Study Guide

Loveliest of Trees Stanza 2

By A.E. Housman

Stanza 2

Lines 5-6

Now, of my threescore years and ten,
Twenty will not come again, 

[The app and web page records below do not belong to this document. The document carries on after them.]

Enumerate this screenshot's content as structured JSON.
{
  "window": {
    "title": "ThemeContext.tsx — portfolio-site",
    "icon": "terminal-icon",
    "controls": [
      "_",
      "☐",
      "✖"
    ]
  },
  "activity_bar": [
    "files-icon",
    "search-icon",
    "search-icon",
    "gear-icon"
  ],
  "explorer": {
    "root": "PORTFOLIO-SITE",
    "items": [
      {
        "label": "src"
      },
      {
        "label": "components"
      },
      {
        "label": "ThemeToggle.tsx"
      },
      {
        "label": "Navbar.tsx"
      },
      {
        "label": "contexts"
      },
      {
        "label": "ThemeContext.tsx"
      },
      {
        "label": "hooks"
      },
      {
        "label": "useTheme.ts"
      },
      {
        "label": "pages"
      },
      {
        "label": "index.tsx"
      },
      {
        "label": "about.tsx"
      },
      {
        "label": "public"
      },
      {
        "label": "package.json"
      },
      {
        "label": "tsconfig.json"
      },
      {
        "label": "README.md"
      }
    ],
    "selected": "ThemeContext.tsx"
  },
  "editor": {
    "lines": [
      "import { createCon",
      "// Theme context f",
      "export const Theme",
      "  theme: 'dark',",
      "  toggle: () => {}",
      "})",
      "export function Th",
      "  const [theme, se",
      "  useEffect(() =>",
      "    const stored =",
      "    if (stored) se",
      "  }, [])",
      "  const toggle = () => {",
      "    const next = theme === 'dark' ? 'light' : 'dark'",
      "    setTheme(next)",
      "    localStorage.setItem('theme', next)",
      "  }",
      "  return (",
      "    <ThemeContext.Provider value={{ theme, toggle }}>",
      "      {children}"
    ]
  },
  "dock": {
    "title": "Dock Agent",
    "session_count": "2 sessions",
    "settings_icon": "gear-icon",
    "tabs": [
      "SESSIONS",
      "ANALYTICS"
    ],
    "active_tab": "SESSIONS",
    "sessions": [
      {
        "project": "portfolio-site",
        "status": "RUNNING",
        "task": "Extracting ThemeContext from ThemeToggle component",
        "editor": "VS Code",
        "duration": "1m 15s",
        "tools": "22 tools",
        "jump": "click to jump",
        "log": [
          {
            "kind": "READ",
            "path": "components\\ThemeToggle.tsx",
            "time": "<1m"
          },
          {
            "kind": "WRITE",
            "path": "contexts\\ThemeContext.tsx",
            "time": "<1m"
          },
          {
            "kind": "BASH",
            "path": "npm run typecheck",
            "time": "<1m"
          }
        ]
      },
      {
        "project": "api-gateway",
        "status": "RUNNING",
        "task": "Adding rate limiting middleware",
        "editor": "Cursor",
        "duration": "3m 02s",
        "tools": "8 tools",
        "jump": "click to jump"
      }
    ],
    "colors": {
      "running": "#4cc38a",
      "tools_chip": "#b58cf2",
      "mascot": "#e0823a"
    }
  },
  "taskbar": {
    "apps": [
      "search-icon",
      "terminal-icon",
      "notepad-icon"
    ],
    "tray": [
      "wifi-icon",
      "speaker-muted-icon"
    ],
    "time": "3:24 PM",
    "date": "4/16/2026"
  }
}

  • Okay, after a stanza describing the tree itself, the speaker shifts to a more reflective mood here.
  • As well, we get some… math? In a poem? Argh. All these numbers here are a little confusing, so let's take it piece by piece.
  • The speaker says that he has threescore years and ten, and twenty of them will never come again. Pencils ready? Graphing calculators on? Green visors in place? Let's do this:
  • So, a "score" is just an old-fashioned way of saying 20. (You may be familiar with that idea from this famous speech by Abraham Lincoln.) 
  • This means that "threescore" is just three times 20, or… 60. (We had to take our socks off and get out the toes to calculate that one.) 
  • Now, if you add "ten" to "threescore" (60), you get… 70. Ta-da. So, the speaker is seventy then?
  • Um, not exactly—and that's where the confusion comes in.
  • He's imagining that after, everything is said and done, he will reach the ripe old age of 70. You could paraphrase it like this: "I will probably end up dying when I'm about 70."
  • So, he guesses that he will live to be seventy. He also knows that his current age ("twenty"—20 years old) will never come again.
  • We know, we know. This is a very roundabout or confusing way to say "I'll never be twenty again," but it's late Victorian poetry folks. And Victorians couldn't say very much of anything without using roundabout phrasing.

Lines 7-8

And take from seventy springs a score,
It only leaves me fifty more. 

  • Fun—more math awaits us. 
  • This time the speaker uses the same roundabout method to calculate how many years he has left of life:
  • Assuming that the speaker will live to be 70, if he takes away the 20 years he's already lived, that means he's only got… 50 years left ("it only leaves me fifty more"). 
  • As in the two previous lines, the speaker again uses that word "score." Spring comes once a year, so "seventy springs" is like saying seventy years.
  • Now, there'd be two ways to react to this realization. Way #1: "Woo-hoo! I've got 50 more of springs to enjoy! I'm totally set." Way #2: "50?! That's it? I better hustle up and get living."
  • Let's read on to see which way our speaker goes…